What do we mean when we say muck? Muck is a common term for mats composed of different types of algae, other aquatic plants (macrophytes) and decomposing organic matter that form in the water or wash up on shore.
The muck in Saginaw Bay is thought to be the result of excess nutrients in the system (for example, phosphorous from fertilizers or sewage from combined sewer overflows), though changes in the food web, particularly those caused by invasive mussels, likely add to the problem.
Because this is a persistent and complex problem, Michigan Sea Grant funded a research team to perform an Integrated Assessment about the muck in Saginaw Bay.
Core Research Question
What are the causes, consequences and possible ways to address the muck problem at the Bay City State Recreation Area in Saginaw Bay, and what is the public perception of this issue?
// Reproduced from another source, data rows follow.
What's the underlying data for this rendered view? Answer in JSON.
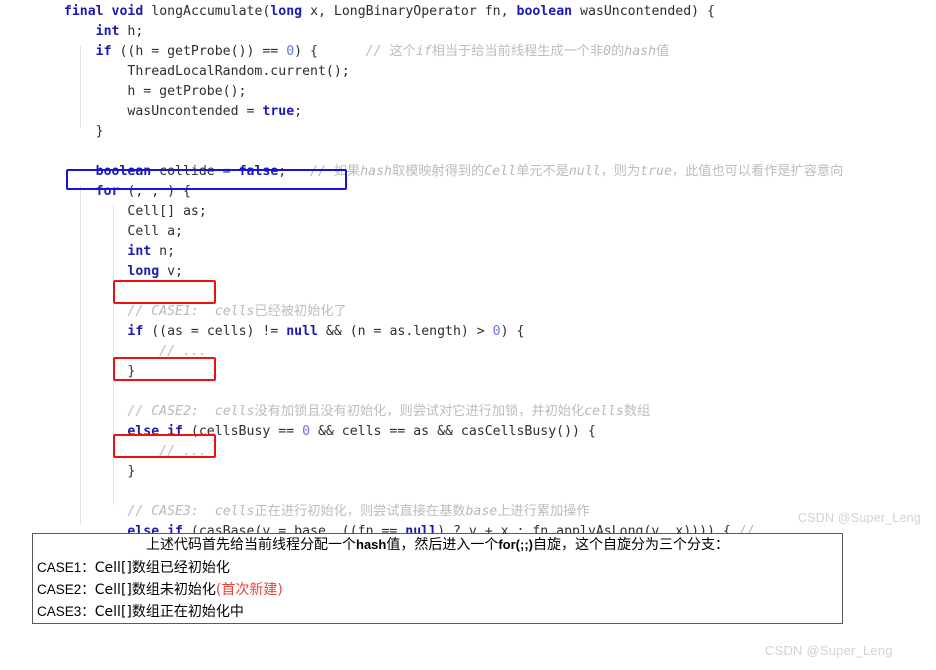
{
  "code": {
    "language": "java",
    "lines": [
      [
        {
          "t": "  ",
          "c": "plain"
        },
        {
          "t": "final",
          "c": "kw"
        },
        {
          "t": " ",
          "c": "plain"
        },
        {
          "t": "void",
          "c": "kw"
        },
        {
          "t": " longAccumulate(",
          "c": "plain"
        },
        {
          "t": "long",
          "c": "kw"
        },
        {
          "t": " x, LongBinaryOperator fn, ",
          "c": "plain"
        },
        {
          "t": "boolean",
          "c": "kw"
        },
        {
          "t": " wasUncontended) {",
          "c": "plain"
        }
      ],
      [
        {
          "t": "      ",
          "c": "plain"
        },
        {
          "t": "int",
          "c": "kw"
        },
        {
          "t": " h;",
          "c": "plain"
        }
      ],
      [
        {
          "t": "      ",
          "c": "plain"
        },
        {
          "t": "if",
          "c": "kw"
        },
        {
          "t": " ((h = getProbe()) == ",
          "c": "plain"
        },
        {
          "t": "0",
          "c": "num"
        },
        {
          "t": ") {      ",
          "c": "plain"
        },
        {
          "t": "// ",
          "c": "cmt"
        },
        {
          "t": "这个",
          "c": "cmt-cn"
        },
        {
          "t": "if",
          "c": "cmt"
        },
        {
          "t": "相当于给当前线程生成一个非",
          "c": "cmt-cn"
        },
        {
          "t": "0",
          "c": "cmt"
        },
        {
          "t": "的",
          "c": "cmt-cn"
        },
        {
          "t": "hash",
          "c": "cmt"
        },
        {
          "t": "值",
          "c": "cmt-cn"
        }
      ],
      [
        {
          "t": "          ThreadLocalRandom.current();",
          "c": "plain"
        }
      ],
      [
        {
          "t": "          h = getProbe();",
          "c": "plain"
        }
      ],
      [
        {
          "t": "          wasUncontended = ",
          "c": "plain"
        },
        {
          "t": "true",
          "c": "kw"
        },
        {
          "t": ";",
          "c": "plain"
        }
      ],
      [
        {
          "t": "      }",
          "c": "plain"
        }
      ],
      [],
      [
        {
          "t": "      ",
          "c": "plain"
        },
        {
          "t": "boolean",
          "c": "kw"
        },
        {
          "t": " collide = ",
          "c": "plain"
        },
        {
          "t": "false",
          "c": "kw"
        },
        {
          "t": ";   ",
          "c": "plain"
        },
        {
          "t": "// ",
          "c": "cmt"
        },
        {
          "t": "如果",
          "c": "cmt-cn"
        },
        {
          "t": "hash",
          "c": "cmt"
        },
        {
          "t": "取模映射得到的",
          "c": "cmt-cn"
        },
        {
          "t": "Cell",
          "c": "cmt"
        },
        {
          "t": "单元不是",
          "c": "cmt-cn"
        },
        {
          "t": "null",
          "c": "cmt"
        },
        {
          "t": "，则为",
          "c": "cmt-cn"
        },
        {
          "t": "true",
          "c": "cmt"
        },
        {
          "t": "，此值也可以看作是扩容意向",
          "c": "cmt-cn"
        }
      ],
      [
        {
          "t": "      ",
          "c": "plain"
        },
        {
          "t": "for",
          "c": "kw"
        },
        {
          "t": " (; ; ) {",
          "c": "plain"
        }
      ],
      [
        {
          "t": "          Cell[] as;",
          "c": "plain"
        }
      ],
      [
        {
          "t": "          Cell a;",
          "c": "plain"
        }
      ],
      [
        {
          "t": "          ",
          "c": "plain"
        },
        {
          "t": "int",
          "c": "kw"
        },
        {
          "t": " n;",
          "c": "plain"
        }
      ],
      [
        {
          "t": "          ",
          "c": "plain"
        },
        {
          "t": "long",
          "c": "kw"
        },
        {
          "t": " v;",
          "c": "plain"
        }
      ],
      [],
      [
        {
          "t": "          ",
          "c": "plain"
        },
        {
          "t": "// CASE1:",
          "c": "cmt"
        },
        {
          "t": "  ",
          "c": "cmt"
        },
        {
          "t": "cells",
          "c": "cmt"
        },
        {
          "t": "已经被初始化了",
          "c": "cmt-cn"
        }
      ],
      [
        {
          "t": "          ",
          "c": "plain"
        },
        {
          "t": "if",
          "c": "kw"
        },
        {
          "t": " ((as = cells) != ",
          "c": "plain"
        },
        {
          "t": "null",
          "c": "kw"
        },
        {
          "t": " && (n = as.length) > ",
          "c": "plain"
        },
        {
          "t": "0",
          "c": "num"
        },
        {
          "t": ") {",
          "c": "plain"
        }
      ],
      [
        {
          "t": "              ",
          "c": "plain"
        },
        {
          "t": "// ...",
          "c": "cmt"
        }
      ],
      [
        {
          "t": "          }",
          "c": "plain"
        }
      ],
      [],
      [
        {
          "t": "          ",
          "c": "plain"
        },
        {
          "t": "// CASE2:",
          "c": "cmt"
        },
        {
          "t": "  ",
          "c": "cmt"
        },
        {
          "t": "cells",
          "c": "cmt"
        },
        {
          "t": "没有加锁且没有初始化，则尝试对它进行加锁，并初始化",
          "c": "cmt-cn"
        },
        {
          "t": "cells",
          "c": "cmt"
        },
        {
          "t": "数组",
          "c": "cmt-cn"
        }
      ],
      [
        {
          "t": "          ",
          "c": "plain"
        },
        {
          "t": "else if",
          "c": "kw"
        },
        {
          "t": " (cellsBusy == ",
          "c": "plain"
        },
        {
          "t": "0",
          "c": "num"
        },
        {
          "t": " && cells == as && casCellsBusy()) {",
          "c": "plain"
        }
      ],
      [
        {
          "t": "              ",
          "c": "plain"
        },
        {
          "t": "// ...",
          "c": "cmt"
        }
      ],
      [
        {
          "t": "          }",
          "c": "plain"
        }
      ],
      [],
      [
        {
          "t": "          ",
          "c": "plain"
        },
        {
          "t": "// CASE3:",
          "c": "cmt"
        },
        {
          "t": "  ",
          "c": "cmt"
        },
        {
          "t": "cells",
          "c": "cmt"
        },
        {
          "t": "正在进行初始化，则尝试直接在基数",
          "c": "cmt-cn"
        },
        {
          "t": "base",
          "c": "cmt"
        },
        {
          "t": "上进行累加操作",
          "c": "cmt-cn"
        }
      ],
      [
        {
          "t": "          ",
          "c": "plain"
        },
        {
          "t": "else if",
          "c": "kw"
        },
        {
          "t": " (casBase(v = base, ((fn == ",
          "c": "plain"
        },
        {
          "t": "null",
          "c": "kw"
        },
        {
          "t": ") ? v + x : fn.applyAsLong(v, x)))) { ",
          "c": "plain"
        },
        {
          "t": "//",
          "c": "cmt"
        }
      ],
      [
        {
          "t": "              ",
          "c": "plain"
        },
        {
          "t": "// ...",
          "c": "cmt"
        }
      ],
      [
        {
          "t": "          }",
          "c": "plain"
        }
      ],
      [
        {
          "t": "      }",
          "c": "plain"
        }
      ]
    ]
  },
  "highlights": {
    "for_loop": {
      "label": "for (; ; ) {",
      "color": "#1414dd"
    },
    "case1": {
      "label": "// CASE1:",
      "color": "#ee1111"
    },
    "case2": {
      "label": "// CASE2:",
      "color": "#ee1111"
    },
    "case3": {
      "label": "// CASE3:",
      "color": "#ee1111"
    }
  },
  "case_table": {
    "header": {
      "pre": "上述代码首先给当前线程分配一个",
      "bold1": "hash",
      "mid": "值，然后进入一个",
      "bold2": "for(;;)",
      "post": "自旋，这个自旋分为三个分支："
    },
    "rows": [
      {
        "label": "CASE1：",
        "text": "Cell[]数组已经初始化",
        "note": ""
      },
      {
        "label": "CASE2：",
        "text": "Cell[]数组未初始化",
        "note": "(首次新建)"
      },
      {
        "label": "CASE3：",
        "text": "Cell[]数组正在初始化中",
        "note": ""
      }
    ]
  },
  "watermarks": {
    "top": "CSDN @Super_Leng",
    "bottom": "CSDN @Super_Leng"
  }
}
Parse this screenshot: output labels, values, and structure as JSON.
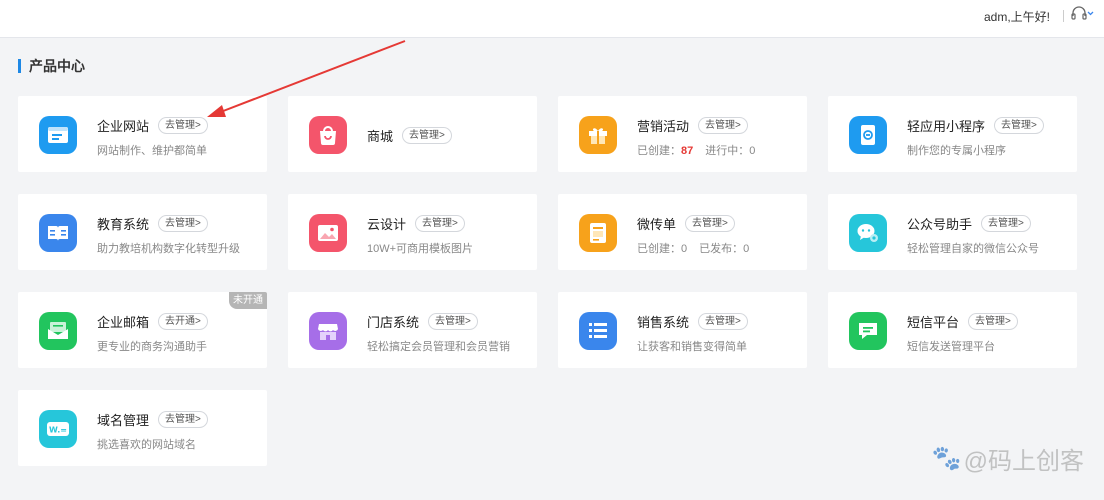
{
  "header": {
    "greeting": "adm,上午好!",
    "support_icon": "headset-icon"
  },
  "section": {
    "title": "产品中心"
  },
  "products": [
    {
      "name": "企业网站",
      "action": "去管理>",
      "desc": "网站制作、维护都简单",
      "icon": "website-icon",
      "color": "#1e9bf0"
    },
    {
      "name": "商城",
      "action": "去管理>",
      "desc": "",
      "icon": "shopping-bag-icon",
      "color": "#f4556b"
    },
    {
      "name": "营销活动",
      "action": "去管理>",
      "desc_prefix": "已创建：",
      "desc_num": "87",
      "desc_suffix": "进行中：0",
      "icon": "gift-icon",
      "color": "#f7a21b"
    },
    {
      "name": "轻应用小程序",
      "action": "去管理>",
      "desc": "制作您的专属小程序",
      "icon": "mini-program-icon",
      "color": "#1e9bf0"
    },
    {
      "name": "教育系统",
      "action": "去管理>",
      "desc": "助力教培机构数字化转型升级",
      "icon": "book-icon",
      "color": "#3a86ec"
    },
    {
      "name": "云设计",
      "action": "去管理>",
      "desc": "10W+可商用模板图片",
      "icon": "image-icon",
      "color": "#f4556b"
    },
    {
      "name": "微传单",
      "action": "去管理>",
      "desc_a": "已创建：0",
      "desc_b": "已发布：0",
      "icon": "flyer-icon",
      "color": "#f7a21b"
    },
    {
      "name": "公众号助手",
      "action": "去管理>",
      "desc": "轻松管理自家的微信公众号",
      "icon": "wechat-icon",
      "color": "#26c6da"
    },
    {
      "name": "企业邮箱",
      "action": "去开通>",
      "desc": "更专业的商务沟通助手",
      "icon": "mail-icon",
      "color": "#22c55e",
      "badge": "未开通"
    },
    {
      "name": "门店系统",
      "action": "去管理>",
      "desc": "轻松搞定会员管理和会员营销",
      "icon": "store-icon",
      "color": "#a66ee8"
    },
    {
      "name": "销售系统",
      "action": "去管理>",
      "desc": "让获客和销售变得简单",
      "icon": "list-icon",
      "color": "#3a86ec"
    },
    {
      "name": "短信平台",
      "action": "去管理>",
      "desc": "短信发送管理平台",
      "icon": "sms-icon",
      "color": "#22c55e"
    },
    {
      "name": "域名管理",
      "action": "去管理>",
      "desc": "挑选喜欢的网站域名",
      "icon": "domain-icon",
      "color": "#26c6da"
    }
  ],
  "watermark": "@码上创客"
}
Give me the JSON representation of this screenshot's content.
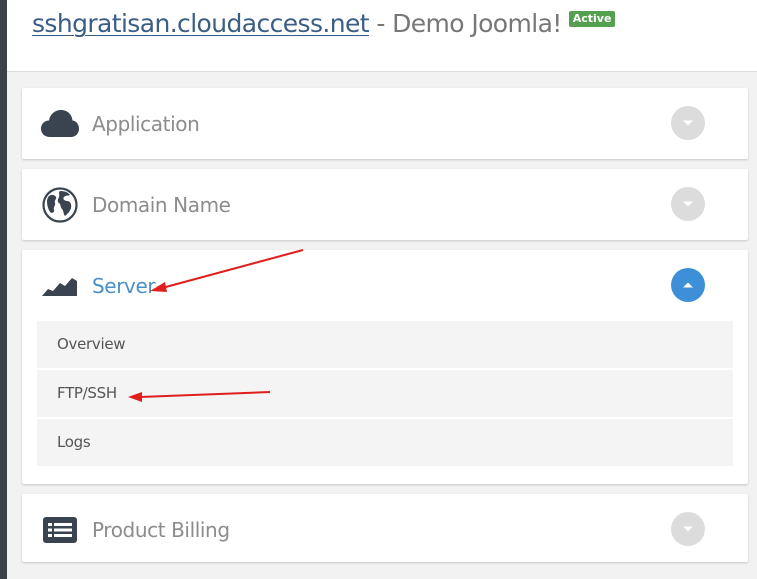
{
  "header": {
    "site_link": "sshgratisan.cloudaccess.net",
    "separator": " - ",
    "site_name": "Demo Joomla!",
    "status_badge": "Active"
  },
  "panels": [
    {
      "label": "Application",
      "icon": "cloud-icon",
      "expanded": false
    },
    {
      "label": "Domain Name",
      "icon": "globe-icon",
      "expanded": false
    },
    {
      "label": "Server",
      "icon": "server-graph-icon",
      "expanded": true,
      "items": [
        {
          "label": "Overview"
        },
        {
          "label": "FTP/SSH"
        },
        {
          "label": "Logs"
        }
      ]
    },
    {
      "label": "Product Billing",
      "icon": "billing-list-icon",
      "expanded": false
    }
  ],
  "colors": {
    "link": "#3b5e86",
    "active_label": "#4a90c8",
    "toggle_open": "#3d8fd8",
    "toggle_closed": "#dcdcdc",
    "badge": "#55a04f",
    "annotation_arrow": "#e01e1e"
  }
}
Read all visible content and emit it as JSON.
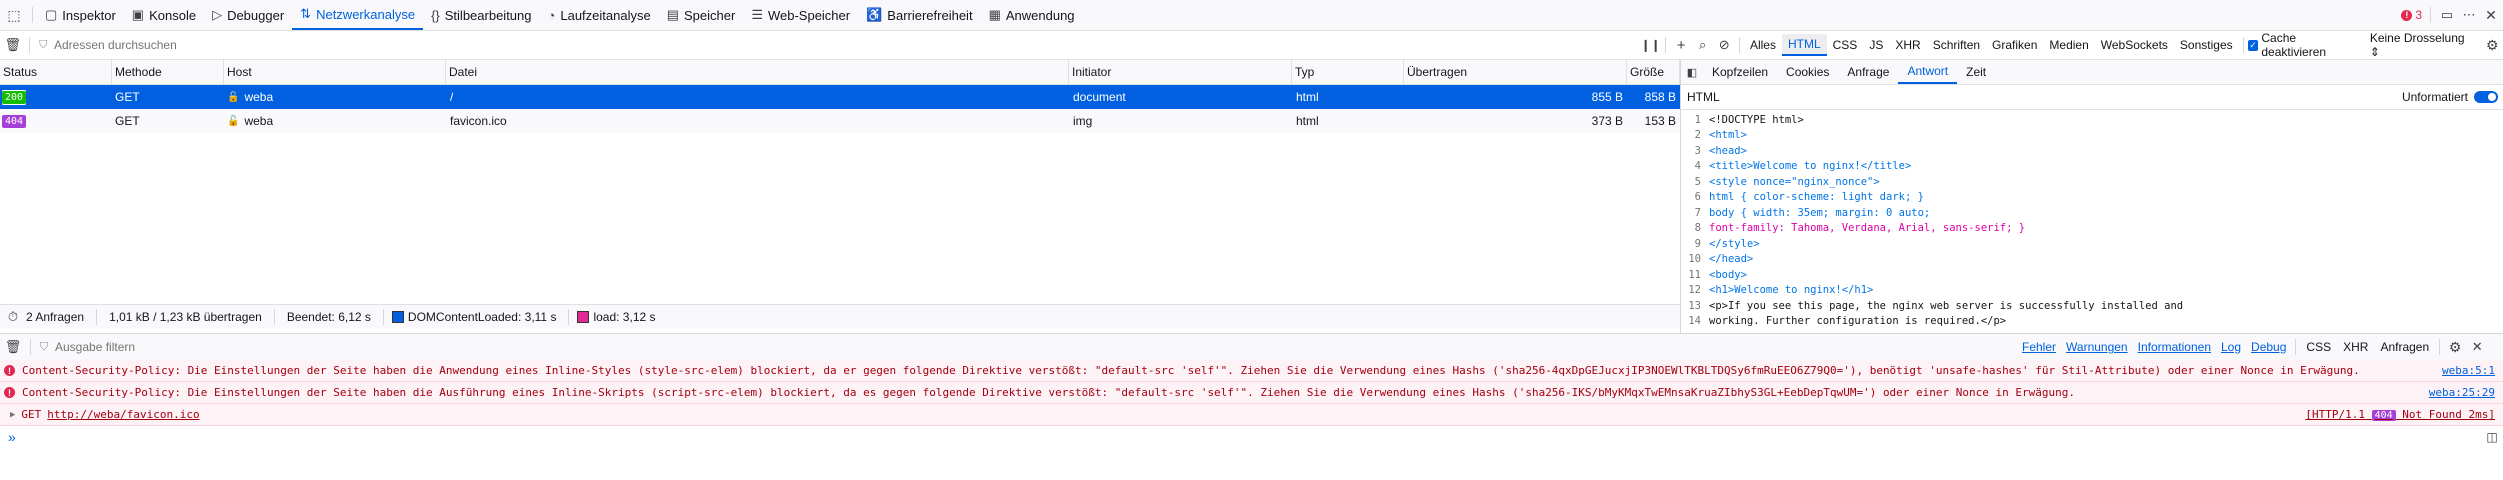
{
  "toolbar": {
    "tabs": [
      {
        "label": "Inspektor",
        "icon": "inspector-icon"
      },
      {
        "label": "Konsole",
        "icon": "console-icon"
      },
      {
        "label": "Debugger",
        "icon": "debugger-icon"
      },
      {
        "label": "Netzwerkanalyse",
        "icon": "network-icon",
        "selected": true
      },
      {
        "label": "Stilbearbeitung",
        "icon": "style-editor-icon"
      },
      {
        "label": "Laufzeitanalyse",
        "icon": "performance-icon"
      },
      {
        "label": "Speicher",
        "icon": "memory-icon"
      },
      {
        "label": "Web-Speicher",
        "icon": "storage-icon"
      },
      {
        "label": "Barrierefreiheit",
        "icon": "accessibility-icon"
      },
      {
        "label": "Anwendung",
        "icon": "application-icon"
      }
    ],
    "error_count": "3"
  },
  "network": {
    "filter_placeholder": "Adressen durchsuchen",
    "type_filters": [
      "Alles",
      "HTML",
      "CSS",
      "JS",
      "XHR",
      "Schriften",
      "Grafiken",
      "Medien",
      "WebSockets",
      "Sonstiges"
    ],
    "selected_filter": "HTML",
    "cache_label": "Cache deaktivieren",
    "throttle_label": "Keine Drosselung ⇕",
    "columns": [
      "Status",
      "Methode",
      "Host",
      "Datei",
      "Initiator",
      "Typ",
      "Übertragen",
      "Größe"
    ],
    "requests": [
      {
        "status": "200",
        "method": "GET",
        "host": "weba",
        "file": "/",
        "initiator": "document",
        "type": "html",
        "transferred": "855 B",
        "size": "858 B"
      },
      {
        "status": "404",
        "method": "GET",
        "host": "weba",
        "file": "favicon.ico",
        "initiator": "img",
        "type": "html",
        "transferred": "373 B",
        "size": "153 B"
      }
    ],
    "summary": {
      "requests": "2 Anfragen",
      "transfer": "1,01 kB / 1,23 kB übertragen",
      "finished": "Beendet: 6,12 s",
      "dom_loaded": "DOMContentLoaded: 3,11 s",
      "load": "load: 3,12 s"
    }
  },
  "sidepanel": {
    "tabs": [
      "Kopfzeilen",
      "Cookies",
      "Anfrage",
      "Antwort",
      "Zeit"
    ],
    "selected_tab": "Antwort",
    "format_label": "HTML",
    "raw_label": "Unformatiert",
    "code_lines": [
      "<!DOCTYPE html>",
      "<html>",
      "<head>",
      "<title>Welcome to nginx!</title>",
      "<style nonce=\"nginx_nonce\">",
      "html { color-scheme: light dark; }",
      "body { width: 35em; margin: 0 auto;",
      "font-family: Tahoma, Verdana, Arial, sans-serif; }",
      "</style>",
      "</head>",
      "<body>",
      "<h1>Welcome to nginx!</h1>",
      "<p>If you see this page, the nginx web server is successfully installed and",
      "working. Further configuration is required.</p>"
    ]
  },
  "console": {
    "filter_placeholder": "Ausgabe filtern",
    "levels": [
      "Fehler",
      "Warnungen",
      "Informationen",
      "Log",
      "Debug"
    ],
    "extra": [
      "CSS",
      "XHR",
      "Anfragen"
    ],
    "messages": [
      {
        "text": "Content-Security-Policy: Die Einstellungen der Seite haben die Anwendung eines Inline-Styles (style-src-elem) blockiert, da er gegen folgende Direktive verstößt: \"default-src 'self'\". Ziehen Sie die Verwendung eines Hashs ('sha256-4qxDpGEJucxjIP3NOEWlTKBLTDQSy6fmRuEEO6Z79Q0='), benötigt 'unsafe-hashes' für Stil-Attribute) oder einer Nonce in Erwägung.",
        "location": "weba:5:1"
      },
      {
        "text": "Content-Security-Policy: Die Einstellungen der Seite haben die Ausführung eines Inline-Skripts (script-src-elem) blockiert, da es gegen folgende Direktive verstößt: \"default-src 'self'\". Ziehen Sie die Verwendung eines Hashs ('sha256-IKS/bMyKMqxTwEMnsaKruaZIbhyS3GL+EebDepTqwUM=') oder einer Nonce in Erwägung.",
        "location": "weba:25:29"
      },
      {
        "method": "GET",
        "url": "http://weba/favicon.ico",
        "http": "[HTTP/1.1 ",
        "code": "404",
        "status_text": " Not Found 2ms]"
      }
    ],
    "prompt": "»"
  }
}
About the Project
Using the Integrated Assessment (IA) framework, the research team will summarize what is currently known about muck-related conditions at the Bay City State Recreation Area (BCSRA), including the social and economic impacts of muck at the park and on the Saginaw Bay Region as a whole. The project will build off of the five-year Saginaw Bay Multiple Stressors Project that started in 2007 and focused on evaluating different stressors and their effects on Saginaw Bay.
Engaging people who are affected by the muck — the stakeholders — is a priority. The target audience includes key decision makers from local, state, federal and non-government organizations in the region, as well as individuals with an interest in the muck-related issues at the park and in the Bay.
Are you a stakeholder? Learn more about how to become involved.
The team will ask for stakeholder input using a suite of models, interviews, surveys and meetings. The results of the IA will provide stakeholders with a shared understanding of what is currently known about the muck and options for managing the effects of muck.
Ultimately, the assessment will help the research team identify a series of feasible short-term and long-term management actions that could help alleviate and better manage the effects of muck.
To learn more, see the Project Fact Sheet (PDF).